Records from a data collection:
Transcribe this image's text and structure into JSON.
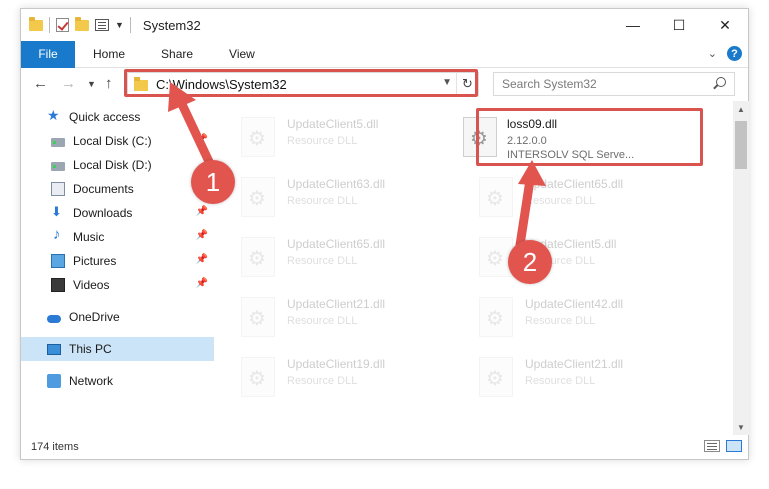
{
  "window": {
    "title": "System32",
    "controls": {
      "minimize": "—",
      "maximize": "☐",
      "close": "✕"
    }
  },
  "ribbon": {
    "tabs": [
      {
        "label": "File"
      },
      {
        "label": "Home"
      },
      {
        "label": "Share"
      },
      {
        "label": "View"
      }
    ]
  },
  "address": {
    "path": "C:\\Windows\\System32"
  },
  "search": {
    "placeholder": "Search System32"
  },
  "sidebar": {
    "items": [
      {
        "label": "Quick access",
        "icon": "star-icon"
      },
      {
        "label": "Local Disk (C:)",
        "icon": "drive-icon"
      },
      {
        "label": "Local Disk (D:)",
        "icon": "drive-icon"
      },
      {
        "label": "Documents",
        "icon": "documents-icon"
      },
      {
        "label": "Downloads",
        "icon": "downloads-icon"
      },
      {
        "label": "Music",
        "icon": "music-icon"
      },
      {
        "label": "Pictures",
        "icon": "pictures-icon"
      },
      {
        "label": "Videos",
        "icon": "videos-icon"
      },
      {
        "label": "OneDrive",
        "icon": "cloud-icon"
      },
      {
        "label": "This PC",
        "icon": "computer-icon"
      },
      {
        "label": "Network",
        "icon": "network-icon"
      }
    ]
  },
  "files": {
    "highlighted": {
      "name": "loss09.dll",
      "version": "2.12.0.0",
      "description": "INTERSOLV SQL Serve..."
    },
    "items": [
      {
        "name": "UpdateClient5.dll",
        "type": "Resource DLL"
      },
      {
        "name": "UpdateClient63.dll",
        "type": "Resource DLL"
      },
      {
        "name": "UpdateClient65.dll",
        "type": "Resource DLL"
      },
      {
        "name": "UpdateClient65.dll",
        "type": "Resource DLL"
      },
      {
        "name": "UpdateClient5.dll",
        "type": "Resource DLL"
      },
      {
        "name": "UpdateClient21.dll",
        "type": "Resource DLL"
      },
      {
        "name": "UpdateClient42.dll",
        "type": "Resource DLL"
      },
      {
        "name": "UpdateClient19.dll",
        "type": "Resource DLL"
      },
      {
        "name": "UpdateClient21.dll",
        "type": "Resource DLL"
      }
    ]
  },
  "status": {
    "item_count": "174 items"
  },
  "annotations": {
    "step1": "1",
    "step2": "2",
    "color": "#e2554f"
  }
}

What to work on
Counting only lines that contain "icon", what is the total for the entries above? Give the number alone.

Your response
11